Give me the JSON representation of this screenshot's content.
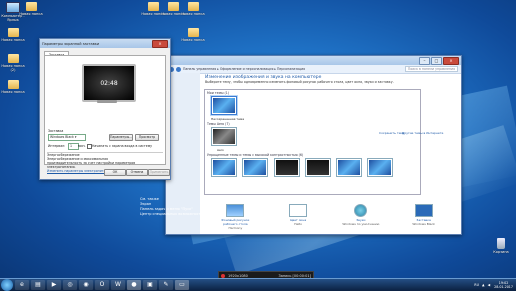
{
  "desktop_icons": [
    {
      "label": "Компьютер - Ярлык",
      "type": "pc"
    },
    {
      "label": "Новая папка",
      "type": "folder"
    },
    {
      "label": "Новая папка (2)",
      "type": "folder"
    },
    {
      "label": "Новая папка",
      "type": "folder"
    },
    {
      "label": "Новая папка",
      "type": "folder"
    },
    {
      "label": "Новая папка",
      "type": "folder"
    },
    {
      "label": "Новая папка",
      "type": "folder"
    },
    {
      "label": "Новая папка",
      "type": "folder"
    },
    {
      "label": "Новая папка",
      "type": "folder"
    },
    {
      "label": "Корзина",
      "type": "bin"
    }
  ],
  "personalization": {
    "address": "Панель управления ▸ Оформление и персонализация ▸ Персонализация",
    "search_placeholder": "Поиск в панели управления",
    "title": "Изменение изображения и звука на компьютере",
    "subtitle": "Выберите тему, чтобы одновременно изменить фоновый рисунок рабочего стола, цвет окна, звуки и заставку.",
    "section_my": "Мои темы (1)",
    "my_theme_label": "Несохраненная тема",
    "save_link": "Сохранить тему",
    "online_link": "Другие темы в Интернете",
    "section_aero": "Темы Aero (7)",
    "aero_label": "Aero",
    "section_basic": "Упрощенные темы и темы с высокой контрастностью (6)",
    "see_also_title": "См. также",
    "see_also": [
      "Экран",
      "Панель задач и меню \"Пуск\"",
      "Центр специальных возможностей"
    ],
    "bottom_items": [
      {
        "label": "Фоновый рисунок рабочего стола",
        "sub": "Harmony"
      },
      {
        "label": "Цвет окна",
        "sub": "Небо"
      },
      {
        "label": "Звуки",
        "sub": "Windows по умолчанию"
      },
      {
        "label": "Заставка",
        "sub": "Windows Black"
      }
    ]
  },
  "saver_dialog": {
    "title": "Параметры экранной заставки",
    "tab": "Заставка",
    "preview_time": "02:48",
    "saver_label": "Заставка",
    "saver_value": "Windows Black",
    "params_button": "Параметры...",
    "preview_button": "Просмотр",
    "interval_label": "Интервал:",
    "interval_value": "1",
    "interval_unit": "мин.",
    "logon_check": "Начинать с экрана входа в систему",
    "power_title": "Энергосбережение",
    "power_text": "Энергосбережение и максимальная производительность за счет настройки параметров электропитания.",
    "power_link": "Изменить параметры электропитания",
    "ok": "ОК",
    "cancel": "Отмена",
    "apply": "Применить"
  },
  "recorder": {
    "resolution": "1920x1080",
    "status": "Запись [00:00:01]"
  },
  "taskbar": {
    "apps": [
      "IE",
      "Проводник",
      "Media",
      "Chrome",
      "Firefox",
      "Opera",
      "Word",
      "Record",
      "Img",
      "Paint",
      "Window"
    ],
    "lang": "RU",
    "time": "19:02",
    "date": "28.01.2017"
  }
}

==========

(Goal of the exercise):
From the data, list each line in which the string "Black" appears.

(Answer):
        "sub": "Windows Black"
    "saver_value": "Windows Black",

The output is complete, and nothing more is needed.